Week 2 May 2015: No rain this week.

Planting continued this week with 27 plants finding homes in the garden north of the house just across our road. This garden now contains over 150 plants. The first planting took place around Christmas 2015. Most plants are doing very well. We are following our usual method and placing three plants in the one hole. The only exception is when purchased plants, in a 14 centimetre pots, are planted. They are planted by themselves.

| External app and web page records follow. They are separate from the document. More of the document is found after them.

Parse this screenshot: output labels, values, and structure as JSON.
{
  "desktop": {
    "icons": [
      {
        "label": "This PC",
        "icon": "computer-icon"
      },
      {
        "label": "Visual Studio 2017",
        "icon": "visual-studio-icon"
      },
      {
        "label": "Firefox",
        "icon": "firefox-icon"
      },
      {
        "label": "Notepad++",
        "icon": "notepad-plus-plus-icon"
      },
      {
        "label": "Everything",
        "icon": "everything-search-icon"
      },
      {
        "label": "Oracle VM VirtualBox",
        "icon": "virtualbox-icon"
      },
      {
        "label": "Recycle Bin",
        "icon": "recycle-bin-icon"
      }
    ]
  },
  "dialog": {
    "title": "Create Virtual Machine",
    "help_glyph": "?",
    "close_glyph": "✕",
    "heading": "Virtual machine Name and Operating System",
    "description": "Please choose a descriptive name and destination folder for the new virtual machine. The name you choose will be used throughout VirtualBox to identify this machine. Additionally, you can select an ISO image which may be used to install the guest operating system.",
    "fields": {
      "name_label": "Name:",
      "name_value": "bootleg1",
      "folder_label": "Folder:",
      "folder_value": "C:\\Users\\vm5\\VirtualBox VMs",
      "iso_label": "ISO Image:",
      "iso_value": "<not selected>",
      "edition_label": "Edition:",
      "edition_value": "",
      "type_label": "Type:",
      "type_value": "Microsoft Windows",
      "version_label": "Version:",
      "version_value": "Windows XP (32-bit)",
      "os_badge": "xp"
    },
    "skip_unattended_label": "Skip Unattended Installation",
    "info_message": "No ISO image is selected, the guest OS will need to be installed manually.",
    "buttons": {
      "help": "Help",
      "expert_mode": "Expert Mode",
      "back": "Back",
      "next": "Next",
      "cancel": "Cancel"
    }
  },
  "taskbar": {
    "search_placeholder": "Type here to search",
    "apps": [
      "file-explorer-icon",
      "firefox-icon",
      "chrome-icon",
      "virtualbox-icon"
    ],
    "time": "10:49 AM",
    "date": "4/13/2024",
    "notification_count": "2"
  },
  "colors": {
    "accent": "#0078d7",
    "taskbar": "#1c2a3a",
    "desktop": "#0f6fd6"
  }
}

This weekend we had our three-weekly talkback radio programme. There seems to be a reasonable listening audience for the programme. There are always interesting questions that we try to answer. Sometimes successfully and other times we have to refer either to the internet or our library for answers. These tricky inquiries are held over until our next programme when with any sort of luck we will have an answer.

The cold weather has arrived and every night we are lighting our wood heater. We have some wood, that we cut, left over from last winter but shortly we will have to cut some more. Fortunately there is plenty of timber around that is suitable for firewood. Previous owners ring-barked (killed) a number of eucalypts and over time these trees have fallen. It does not take long to cut up a winter’s worth of firewood.

The ash from the heater does not go to waste. Some is incorporated into our tube soil mix and some is spread around our citrus plants. We read that a commercial citrus grower top dressed his citrus with ash.

We are germinating broad bean seeds in paper sandwiches in margarine containers. We wet pieces of paper cut to fit into the containers, fold in half and place six seeds in each sandwich. The seeds germinate in less than a week and then they are potted on into thumb pots until they are about five centimetres high. They are then planted into a vegetable bed. This week we planted out six sprouted broad bean seeds.

“Normal” potting on also continued. Struck cuttings of Melaleuca pulchella, Grevillea Lutea and Goodenia decurrens were potted on into tubes.

A couple of months ago we purchased two evergreen Blueberry Burst plants from a Master’s store in Sydney. This week we potted both plants into large pots. We now have four evergreen blueberries. Three of them are flowering so we may have some fruit in the future. It is reputed that evergreen blueberries will produce four kilograms of fruit per plant. Hopefully our plants will be as productive.

Acacia deanei, Callistemon flavovirens and Melaleuca cardiophylla are flowering.

No specific wildlife observations this week. As per usual the garden is alive with small birds, particularly Eastern Spinebills and Double-barred Finches.

 

Garden Diary